Records to process section start
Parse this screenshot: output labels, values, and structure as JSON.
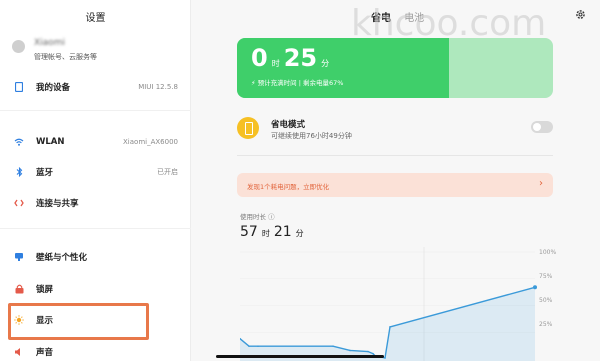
{
  "sidebar": {
    "title": "设置",
    "account": {
      "name": "Xiaomi",
      "subtitle": "管理帐号、云服务等"
    },
    "items": [
      {
        "label": "我的设备",
        "value": "MIUI 12.5.8",
        "icon": "tablet-icon"
      },
      {
        "label": "WLAN",
        "value": "Xiaomi_AX6000",
        "icon": "wifi-icon"
      },
      {
        "label": "蓝牙",
        "value": "已开启",
        "icon": "bluetooth-icon"
      },
      {
        "label": "连接与共享",
        "value": "",
        "icon": "share-icon"
      },
      {
        "label": "壁纸与个性化",
        "value": "",
        "icon": "wallpaper-icon"
      },
      {
        "label": "锁屏",
        "value": "",
        "icon": "lock-icon"
      },
      {
        "label": "显示",
        "value": "",
        "icon": "brightness-icon"
      },
      {
        "label": "声音",
        "value": "",
        "icon": "sound-icon"
      }
    ],
    "highlight_color": "#e8784a"
  },
  "main": {
    "tabs": [
      {
        "label": "省电",
        "active": true
      },
      {
        "label": "电池",
        "active": false
      }
    ],
    "watermark": "khcoo.com",
    "battery": {
      "hours": "0",
      "hours_unit": "时",
      "minutes": "25",
      "minutes_unit": "分",
      "subtitle": "⚡ 预计充满时间 | 剩余电量67%",
      "level": 0.67,
      "fill_color": "#3fcf6a",
      "track_color": "#aee8bd"
    },
    "power_saver": {
      "title": "省电模式",
      "subtitle": "可继续使用76小时49分钟",
      "enabled": false
    },
    "alert": {
      "text": "发现1个耗电问题，立即优化",
      "arrow": "›",
      "color": "#e2643b"
    },
    "usage": {
      "label": "使用时长 ⓘ",
      "hours": "57",
      "hours_unit": "时",
      "minutes": "21",
      "minutes_unit": "分"
    }
  },
  "chart_data": {
    "type": "line",
    "y_ticks": [
      "100%",
      "75%",
      "50%",
      "25%"
    ],
    "ylim": [
      0,
      100
    ],
    "x": [
      0,
      6,
      12,
      48,
      60,
      62,
      70,
      78,
      84,
      88,
      94
    ],
    "values": [
      19,
      12,
      12,
      12,
      8,
      7,
      5,
      3,
      2,
      1,
      30,
      67
    ],
    "line_color": "#3b9ad9"
  }
}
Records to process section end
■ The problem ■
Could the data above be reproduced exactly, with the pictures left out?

■ Task response ■
Parse this screenshot: output labels, values, and structure as JSON.
{
  "sidebar": {
    "title": "设置",
    "account": {
      "name": "Xiaomi",
      "subtitle": "管理帐号、云服务等"
    },
    "items": [
      {
        "label": "我的设备",
        "value": "MIUI 12.5.8",
        "icon": "tablet-icon"
      },
      {
        "label": "WLAN",
        "value": "Xiaomi_AX6000",
        "icon": "wifi-icon"
      },
      {
        "label": "蓝牙",
        "value": "已开启",
        "icon": "bluetooth-icon"
      },
      {
        "label": "连接与共享",
        "value": "",
        "icon": "share-icon"
      },
      {
        "label": "壁纸与个性化",
        "value": "",
        "icon": "wallpaper-icon"
      },
      {
        "label": "锁屏",
        "value": "",
        "icon": "lock-icon"
      },
      {
        "label": "显示",
        "value": "",
        "icon": "brightness-icon"
      },
      {
        "label": "声音",
        "value": "",
        "icon": "sound-icon"
      }
    ],
    "highlight_color": "#e8784a"
  },
  "main": {
    "tabs": [
      {
        "label": "省电",
        "active": true
      },
      {
        "label": "电池",
        "active": false
      }
    ],
    "watermark": "khcoo.com",
    "battery": {
      "hours": "0",
      "hours_unit": "时",
      "minutes": "25",
      "minutes_unit": "分",
      "subtitle": "⚡ 预计充满时间 | 剩余电量67%",
      "level": 0.67,
      "fill_color": "#3fcf6a",
      "track_color": "#aee8bd"
    },
    "power_saver": {
      "title": "省电模式",
      "subtitle": "可继续使用76小时49分钟",
      "enabled": false
    },
    "alert": {
      "text": "发现1个耗电问题，立即优化",
      "arrow": "›",
      "color": "#e2643b"
    },
    "usage": {
      "label": "使用时长 ⓘ",
      "hours": "57",
      "hours_unit": "时",
      "minutes": "21",
      "minutes_unit": "分"
    }
  },
  "chart_data": {
    "type": "line",
    "y_ticks": [
      "100%",
      "75%",
      "50%",
      "25%"
    ],
    "ylim": [
      0,
      100
    ],
    "x": [
      0,
      6,
      12,
      48,
      60,
      62,
      70,
      78,
      84,
      88,
      94
    ],
    "values": [
      19,
      12,
      12,
      12,
      8,
      7,
      5,
      3,
      2,
      1,
      30,
      67
    ],
    "line_color": "#3b9ad9"
  }
}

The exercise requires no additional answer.